Task brief:
Could you say how many lines below contain the word "JSON"? Give the number with no other text.

------ Input records

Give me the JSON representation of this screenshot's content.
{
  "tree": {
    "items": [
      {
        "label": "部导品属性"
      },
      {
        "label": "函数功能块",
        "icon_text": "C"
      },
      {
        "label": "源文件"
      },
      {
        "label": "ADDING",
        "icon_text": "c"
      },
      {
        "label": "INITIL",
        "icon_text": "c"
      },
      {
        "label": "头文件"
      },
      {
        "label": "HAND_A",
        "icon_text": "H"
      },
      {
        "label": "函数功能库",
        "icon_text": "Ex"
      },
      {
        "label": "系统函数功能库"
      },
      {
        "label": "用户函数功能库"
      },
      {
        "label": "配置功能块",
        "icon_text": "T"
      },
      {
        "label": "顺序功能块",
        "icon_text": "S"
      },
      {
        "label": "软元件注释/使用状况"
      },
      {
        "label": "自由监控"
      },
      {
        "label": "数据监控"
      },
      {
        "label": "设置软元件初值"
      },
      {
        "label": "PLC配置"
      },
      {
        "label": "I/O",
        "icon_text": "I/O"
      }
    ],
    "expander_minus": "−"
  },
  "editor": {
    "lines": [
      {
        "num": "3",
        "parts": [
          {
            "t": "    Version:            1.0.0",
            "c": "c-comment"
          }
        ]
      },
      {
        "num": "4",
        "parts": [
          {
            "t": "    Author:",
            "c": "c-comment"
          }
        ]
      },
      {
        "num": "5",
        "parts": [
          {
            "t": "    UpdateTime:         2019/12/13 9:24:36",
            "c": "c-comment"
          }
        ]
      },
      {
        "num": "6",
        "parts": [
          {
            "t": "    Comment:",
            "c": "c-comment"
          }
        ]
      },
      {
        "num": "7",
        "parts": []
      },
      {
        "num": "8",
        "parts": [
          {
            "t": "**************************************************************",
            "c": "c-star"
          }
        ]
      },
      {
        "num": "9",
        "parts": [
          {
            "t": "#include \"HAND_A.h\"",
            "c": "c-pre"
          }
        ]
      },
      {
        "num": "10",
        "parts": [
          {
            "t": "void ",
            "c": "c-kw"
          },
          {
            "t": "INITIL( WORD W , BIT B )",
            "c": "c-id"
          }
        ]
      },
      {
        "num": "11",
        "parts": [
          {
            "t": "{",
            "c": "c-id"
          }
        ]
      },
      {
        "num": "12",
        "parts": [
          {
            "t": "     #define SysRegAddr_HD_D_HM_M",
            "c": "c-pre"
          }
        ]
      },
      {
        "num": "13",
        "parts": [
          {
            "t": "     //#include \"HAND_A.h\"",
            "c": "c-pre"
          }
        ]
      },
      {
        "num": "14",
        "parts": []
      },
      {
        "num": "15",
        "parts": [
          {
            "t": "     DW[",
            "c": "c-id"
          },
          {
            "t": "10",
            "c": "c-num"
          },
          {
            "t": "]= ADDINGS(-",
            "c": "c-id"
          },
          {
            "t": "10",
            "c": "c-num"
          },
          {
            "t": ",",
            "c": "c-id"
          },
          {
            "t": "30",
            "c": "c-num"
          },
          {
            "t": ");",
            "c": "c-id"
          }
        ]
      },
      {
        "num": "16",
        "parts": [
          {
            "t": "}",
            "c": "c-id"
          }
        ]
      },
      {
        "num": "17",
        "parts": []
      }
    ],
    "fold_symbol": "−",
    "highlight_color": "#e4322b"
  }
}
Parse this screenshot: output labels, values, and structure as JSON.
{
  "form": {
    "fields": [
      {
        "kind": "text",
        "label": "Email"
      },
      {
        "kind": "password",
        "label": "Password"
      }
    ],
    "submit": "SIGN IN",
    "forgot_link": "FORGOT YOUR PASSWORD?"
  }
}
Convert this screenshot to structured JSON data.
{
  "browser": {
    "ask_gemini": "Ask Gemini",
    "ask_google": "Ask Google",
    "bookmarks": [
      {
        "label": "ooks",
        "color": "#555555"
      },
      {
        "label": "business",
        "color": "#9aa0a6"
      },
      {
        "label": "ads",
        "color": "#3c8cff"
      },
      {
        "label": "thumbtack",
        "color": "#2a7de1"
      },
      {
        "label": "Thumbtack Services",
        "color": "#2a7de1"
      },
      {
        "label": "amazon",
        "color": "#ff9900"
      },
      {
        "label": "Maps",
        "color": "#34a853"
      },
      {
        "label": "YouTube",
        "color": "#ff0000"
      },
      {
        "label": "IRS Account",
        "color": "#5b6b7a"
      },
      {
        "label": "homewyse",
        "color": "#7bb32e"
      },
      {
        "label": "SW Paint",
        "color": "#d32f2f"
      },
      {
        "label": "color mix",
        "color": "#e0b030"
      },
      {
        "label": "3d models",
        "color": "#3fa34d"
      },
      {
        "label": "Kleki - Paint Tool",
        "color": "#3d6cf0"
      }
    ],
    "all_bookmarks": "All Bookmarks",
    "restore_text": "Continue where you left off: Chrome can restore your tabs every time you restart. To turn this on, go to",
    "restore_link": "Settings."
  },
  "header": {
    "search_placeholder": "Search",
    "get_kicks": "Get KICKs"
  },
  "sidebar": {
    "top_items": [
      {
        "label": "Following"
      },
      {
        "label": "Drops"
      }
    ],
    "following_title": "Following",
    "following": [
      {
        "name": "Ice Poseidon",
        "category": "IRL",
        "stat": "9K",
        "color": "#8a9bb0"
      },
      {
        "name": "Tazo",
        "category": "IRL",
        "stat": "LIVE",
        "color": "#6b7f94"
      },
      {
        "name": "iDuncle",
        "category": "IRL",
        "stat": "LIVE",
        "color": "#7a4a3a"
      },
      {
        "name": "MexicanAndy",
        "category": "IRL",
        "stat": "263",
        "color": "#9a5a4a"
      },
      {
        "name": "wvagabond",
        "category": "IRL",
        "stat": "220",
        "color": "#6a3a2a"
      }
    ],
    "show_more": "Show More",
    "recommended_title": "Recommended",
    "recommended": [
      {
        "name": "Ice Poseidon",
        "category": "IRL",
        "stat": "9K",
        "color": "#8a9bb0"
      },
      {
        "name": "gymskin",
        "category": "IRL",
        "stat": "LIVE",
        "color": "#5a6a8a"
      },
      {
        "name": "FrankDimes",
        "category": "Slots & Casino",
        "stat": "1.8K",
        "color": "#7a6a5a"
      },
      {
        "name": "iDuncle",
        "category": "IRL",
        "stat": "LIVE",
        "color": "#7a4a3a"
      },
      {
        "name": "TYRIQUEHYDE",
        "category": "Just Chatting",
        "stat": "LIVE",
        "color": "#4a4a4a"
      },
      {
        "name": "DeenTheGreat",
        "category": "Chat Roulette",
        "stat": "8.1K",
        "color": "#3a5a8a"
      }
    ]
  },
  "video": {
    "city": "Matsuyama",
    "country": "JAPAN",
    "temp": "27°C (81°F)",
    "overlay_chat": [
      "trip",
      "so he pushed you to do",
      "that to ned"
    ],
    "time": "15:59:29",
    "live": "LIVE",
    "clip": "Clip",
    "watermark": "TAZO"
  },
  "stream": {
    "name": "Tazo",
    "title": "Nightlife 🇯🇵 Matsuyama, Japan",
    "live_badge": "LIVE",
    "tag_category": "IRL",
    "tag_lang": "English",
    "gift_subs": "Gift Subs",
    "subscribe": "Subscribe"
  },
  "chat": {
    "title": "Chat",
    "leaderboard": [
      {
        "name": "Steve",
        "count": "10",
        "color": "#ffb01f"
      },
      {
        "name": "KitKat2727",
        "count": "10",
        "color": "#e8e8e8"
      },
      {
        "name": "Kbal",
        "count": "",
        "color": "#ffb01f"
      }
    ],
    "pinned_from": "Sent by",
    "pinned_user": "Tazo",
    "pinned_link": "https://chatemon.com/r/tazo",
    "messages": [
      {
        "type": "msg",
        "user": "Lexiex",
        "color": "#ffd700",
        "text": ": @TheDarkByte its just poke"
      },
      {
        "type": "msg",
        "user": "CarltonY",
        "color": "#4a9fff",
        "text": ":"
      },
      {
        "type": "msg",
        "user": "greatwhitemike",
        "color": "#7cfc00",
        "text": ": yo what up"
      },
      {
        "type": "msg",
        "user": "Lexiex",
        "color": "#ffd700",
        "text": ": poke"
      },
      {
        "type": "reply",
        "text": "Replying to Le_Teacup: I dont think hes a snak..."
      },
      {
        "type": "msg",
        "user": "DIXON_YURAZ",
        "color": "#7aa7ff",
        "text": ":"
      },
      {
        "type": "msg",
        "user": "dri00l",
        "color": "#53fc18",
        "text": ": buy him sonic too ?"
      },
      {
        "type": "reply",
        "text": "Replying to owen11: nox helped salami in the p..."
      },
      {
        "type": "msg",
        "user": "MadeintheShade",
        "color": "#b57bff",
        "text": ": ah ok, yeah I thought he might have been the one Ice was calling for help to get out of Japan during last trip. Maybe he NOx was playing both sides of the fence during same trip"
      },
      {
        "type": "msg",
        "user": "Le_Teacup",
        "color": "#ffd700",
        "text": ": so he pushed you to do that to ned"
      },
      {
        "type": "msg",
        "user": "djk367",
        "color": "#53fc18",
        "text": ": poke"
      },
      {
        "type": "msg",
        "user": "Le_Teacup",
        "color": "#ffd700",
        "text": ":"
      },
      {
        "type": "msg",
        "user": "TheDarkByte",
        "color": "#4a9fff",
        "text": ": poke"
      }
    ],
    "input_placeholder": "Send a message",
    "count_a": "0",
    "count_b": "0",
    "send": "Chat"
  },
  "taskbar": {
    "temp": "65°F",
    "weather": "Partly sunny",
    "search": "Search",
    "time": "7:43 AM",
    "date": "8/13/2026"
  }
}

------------

Solved problem:
3